● Exercise input:
== == ==

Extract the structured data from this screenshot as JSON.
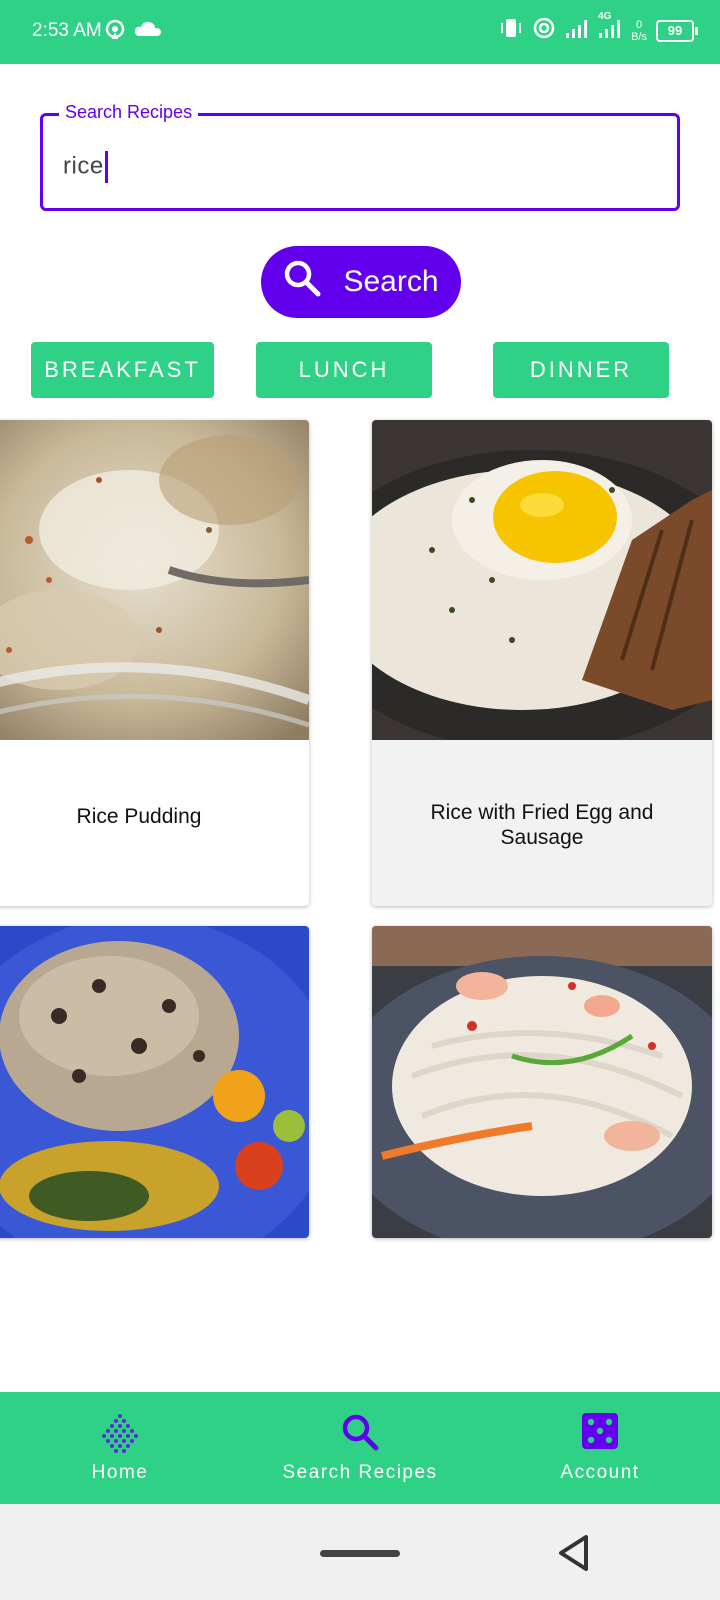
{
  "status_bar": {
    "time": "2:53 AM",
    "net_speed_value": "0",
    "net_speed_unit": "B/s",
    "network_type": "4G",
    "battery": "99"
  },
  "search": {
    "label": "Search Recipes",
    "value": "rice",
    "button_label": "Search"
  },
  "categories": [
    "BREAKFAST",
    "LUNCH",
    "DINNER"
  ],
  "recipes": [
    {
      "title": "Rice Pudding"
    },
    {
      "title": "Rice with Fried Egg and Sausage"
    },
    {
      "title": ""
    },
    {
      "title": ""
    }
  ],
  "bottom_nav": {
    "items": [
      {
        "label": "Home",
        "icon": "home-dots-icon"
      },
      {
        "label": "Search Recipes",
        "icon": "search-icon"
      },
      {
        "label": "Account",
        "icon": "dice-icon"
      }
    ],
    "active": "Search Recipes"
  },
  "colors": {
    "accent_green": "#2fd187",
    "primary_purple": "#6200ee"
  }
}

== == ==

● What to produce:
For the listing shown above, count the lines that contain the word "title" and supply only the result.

● Solution for this problem:
4